_What to produce_
Where the data below shows a picture, leave that picture out and copy the rest exactly.
┄┄┄┄┄┄
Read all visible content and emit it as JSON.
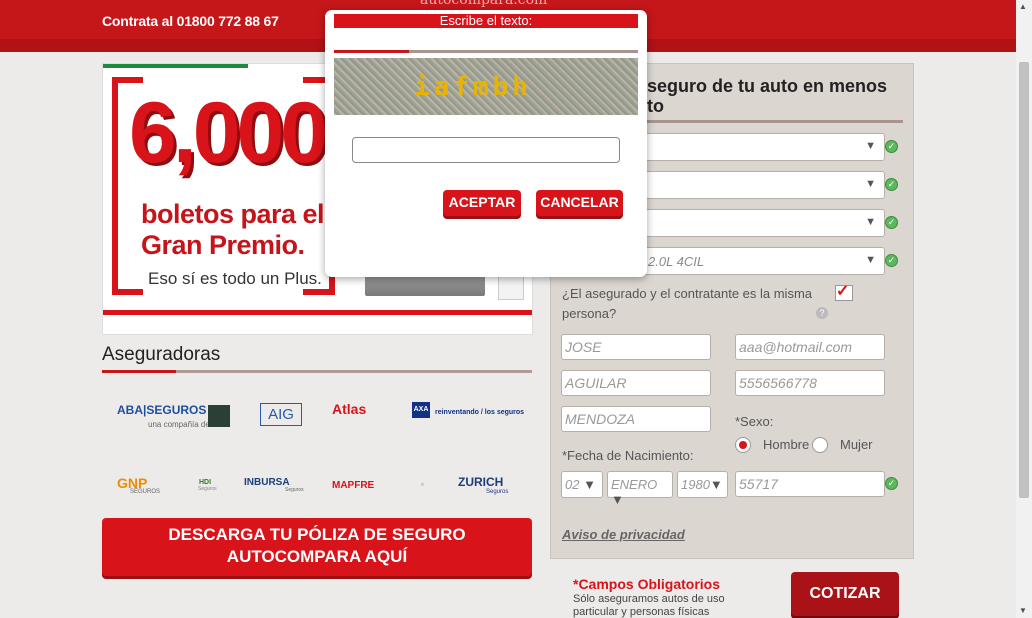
{
  "header": {
    "phone": "Contrata al 01800 772 88 67",
    "brand": "autocompara.com"
  },
  "banner": {
    "number": "6,000",
    "line1": "boletos para el",
    "line2": "Gran Premio.",
    "line3": "Eso sí es todo un Plus."
  },
  "insurers": {
    "title": "Aseguradoras",
    "logos": [
      "ABA|SEGUROS",
      "una compañía de",
      "AIG",
      "Atlas",
      "AXA",
      "reinventando / los seguros",
      "GNP",
      "SEGUROS",
      "HDI",
      "Seguros",
      "INBURSA",
      "Seguros",
      "MAPFRE",
      "ZURICH",
      "Seguros"
    ]
  },
  "download_button": {
    "line1": "DESCARGA TU PÓLIZA DE SEGURO",
    "line2": "AUTOCOMPARA AQUÍ"
  },
  "form": {
    "heading": "seguro de tu auto en menos\nto",
    "version_value": "2.0L 4CIL",
    "question": "¿El asegurado y el contratante es la misma persona?",
    "fields": {
      "first_name": "JOSE",
      "email": "aaa@hotmail.com",
      "last_name1": "AGUILAR",
      "phone": "5556566778",
      "last_name2": "MENDOZA",
      "zip": "55717"
    },
    "sex_label": "*Sexo:",
    "sex_options": [
      "Hombre",
      "Mujer"
    ],
    "sex_selected": "Hombre",
    "birth_label": "*Fecha de Nacimiento:",
    "birth_day": "02",
    "birth_month": "ENERO",
    "birth_year": "1980",
    "privacy_link": "Aviso de privacidad",
    "required_note": "*Campos Obligatorios",
    "sub_note": "Sólo aseguramos autos de uso particular y personas físicas",
    "submit": "COTIZAR"
  },
  "modal": {
    "title": "Escribe el texto:",
    "captcha_text": "iafmbh",
    "input_value": "",
    "accept": "ACEPTAR",
    "cancel": "CANCELAR"
  },
  "colors": {
    "brand_red": "#c5161a",
    "button_red": "#d8131a",
    "dark_red": "#a91217",
    "panel": "#dcd6d1"
  }
}
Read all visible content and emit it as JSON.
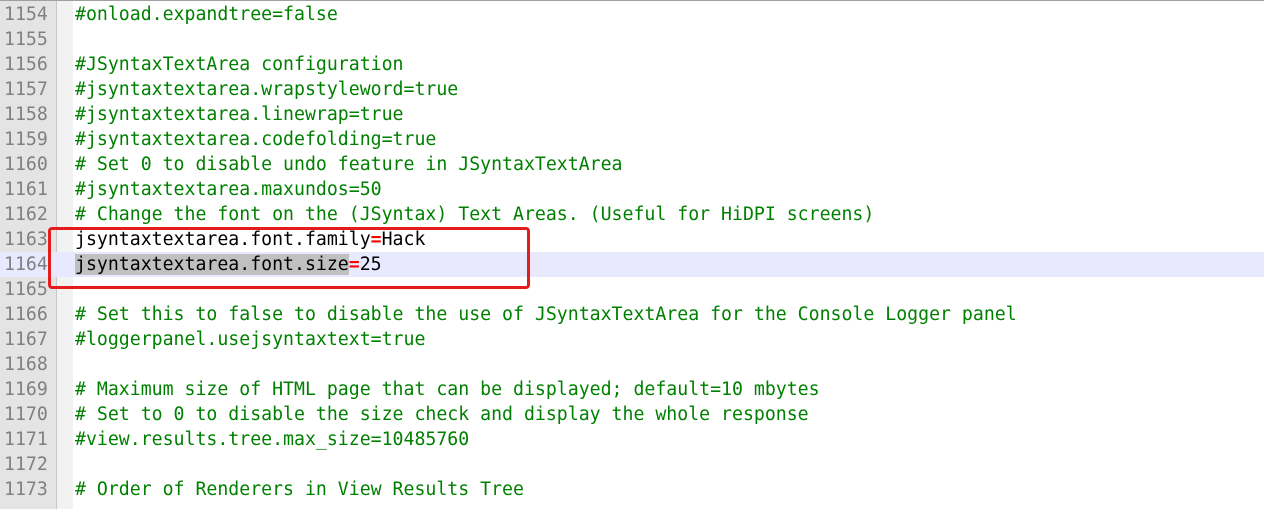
{
  "editor": {
    "lines": [
      {
        "num": "1154",
        "comment": "#onload.expandtree=false"
      },
      {
        "num": "1155",
        "comment": ""
      },
      {
        "num": "1156",
        "comment": "#JSyntaxTextArea configuration"
      },
      {
        "num": "1157",
        "comment": "#jsyntaxtextarea.wrapstyleword=true"
      },
      {
        "num": "1158",
        "comment": "#jsyntaxtextarea.linewrap=true"
      },
      {
        "num": "1159",
        "comment": "#jsyntaxtextarea.codefolding=true"
      },
      {
        "num": "1160",
        "comment": "# Set 0 to disable undo feature in JSyntaxTextArea"
      },
      {
        "num": "1161",
        "comment": "#jsyntaxtextarea.maxundos=50"
      },
      {
        "num": "1162",
        "comment": "# Change the font on the (JSyntax) Text Areas. (Useful for HiDPI screens)"
      },
      {
        "num": "1163",
        "key": "jsyntaxtextarea.font.family",
        "op": "=",
        "value": "Hack"
      },
      {
        "num": "1164",
        "key": "jsyntaxtextarea.font.size",
        "op": "=",
        "value": "25"
      },
      {
        "num": "1165",
        "comment": ""
      },
      {
        "num": "1166",
        "comment": "# Set this to false to disable the use of JSyntaxTextArea for the Console Logger panel"
      },
      {
        "num": "1167",
        "comment": "#loggerpanel.usejsyntaxtext=true"
      },
      {
        "num": "1168",
        "comment": ""
      },
      {
        "num": "1169",
        "comment": "# Maximum size of HTML page that can be displayed; default=10 mbytes"
      },
      {
        "num": "1170",
        "comment": "# Set to 0 to disable the size check and display the whole response"
      },
      {
        "num": "1171",
        "comment": "#view.results.tree.max_size=10485760"
      },
      {
        "num": "1172",
        "comment": ""
      },
      {
        "num": "1173",
        "comment": "# Order of Renderers in View Results Tree"
      }
    ]
  },
  "colors": {
    "comment": "#008000",
    "operator": "#ff0000",
    "current_line": "#e8e8ff",
    "highlight_box": "#e51c1c"
  }
}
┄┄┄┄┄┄
_Solution below_
Read all visible content and emit it as JSON.
{
  "header": {
    "phone": "Contrata al 01800 772 88 67",
    "brand": "autocompara.com"
  },
  "banner": {
    "number": "6,000",
    "line1": "boletos para el",
    "line2": "Gran Premio.",
    "line3": "Eso sí es todo un Plus."
  },
  "insurers": {
    "title": "Aseguradoras",
    "logos": [
      "ABA|SEGUROS",
      "una compañía de",
      "AIG",
      "Atlas",
      "AXA",
      "reinventando / los seguros",
      "GNP",
      "SEGUROS",
      "HDI",
      "Seguros",
      "INBURSA",
      "Seguros",
      "MAPFRE",
      "ZURICH",
      "Seguros"
    ]
  },
  "download_button": {
    "line1": "DESCARGA TU PÓLIZA DE SEGURO",
    "line2": "AUTOCOMPARA AQUÍ"
  },
  "form": {
    "heading": "seguro de tu auto en menos\nto",
    "version_value": "2.0L 4CIL",
    "question": "¿El asegurado y el contratante es la misma persona?",
    "fields": {
      "first_name": "JOSE",
      "email": "aaa@hotmail.com",
      "last_name1": "AGUILAR",
      "phone": "5556566778",
      "last_name2": "MENDOZA",
      "zip": "55717"
    },
    "sex_label": "*Sexo:",
    "sex_options": [
      "Hombre",
      "Mujer"
    ],
    "sex_selected": "Hombre",
    "birth_label": "*Fecha de Nacimiento:",
    "birth_day": "02",
    "birth_month": "ENERO",
    "birth_year": "1980",
    "privacy_link": "Aviso de privacidad",
    "required_note": "*Campos Obligatorios",
    "sub_note": "Sólo aseguramos autos de uso particular y personas físicas",
    "submit": "COTIZAR"
  },
  "modal": {
    "title": "Escribe el texto:",
    "captcha_text": "iafmbh",
    "input_value": "",
    "accept": "ACEPTAR",
    "cancel": "CANCELAR"
  },
  "colors": {
    "brand_red": "#c5161a",
    "button_red": "#d8131a",
    "dark_red": "#a91217",
    "panel": "#dcd6d1"
  }
}
Read all visible content and emit it as JSON.
{
  "editor": {
    "lines": [
      {
        "num": "1154",
        "comment": "#onload.expandtree=false"
      },
      {
        "num": "1155",
        "comment": ""
      },
      {
        "num": "1156",
        "comment": "#JSyntaxTextArea configuration"
      },
      {
        "num": "1157",
        "comment": "#jsyntaxtextarea.wrapstyleword=true"
      },
      {
        "num": "1158",
        "comment": "#jsyntaxtextarea.linewrap=true"
      },
      {
        "num": "1159",
        "comment": "#jsyntaxtextarea.codefolding=true"
      },
      {
        "num": "1160",
        "comment": "# Set 0 to disable undo feature in JSyntaxTextArea"
      },
      {
        "num": "1161",
        "comment": "#jsyntaxtextarea.maxundos=50"
      },
      {
        "num": "1162",
        "comment": "# Change the font on the (JSyntax) Text Areas. (Useful for HiDPI screens)"
      },
      {
        "num": "1163",
        "key": "jsyntaxtextarea.font.family",
        "op": "=",
        "value": "Hack"
      },
      {
        "num": "1164",
        "key": "jsyntaxtextarea.font.size",
        "op": "=",
        "value": "25"
      },
      {
        "num": "1165",
        "comment": ""
      },
      {
        "num": "1166",
        "comment": "# Set this to false to disable the use of JSyntaxTextArea for the Console Logger panel"
      },
      {
        "num": "1167",
        "comment": "#loggerpanel.usejsyntaxtext=true"
      },
      {
        "num": "1168",
        "comment": ""
      },
      {
        "num": "1169",
        "comment": "# Maximum size of HTML page that can be displayed; default=10 mbytes"
      },
      {
        "num": "1170",
        "comment": "# Set to 0 to disable the size check and display the whole response"
      },
      {
        "num": "1171",
        "comment": "#view.results.tree.max_size=10485760"
      },
      {
        "num": "1172",
        "comment": ""
      },
      {
        "num": "1173",
        "comment": "# Order of Renderers in View Results Tree"
      }
    ]
  },
  "colors": {
    "comment": "#008000",
    "operator": "#ff0000",
    "current_line": "#e8e8ff",
    "highlight_box": "#e51c1c"
  }
}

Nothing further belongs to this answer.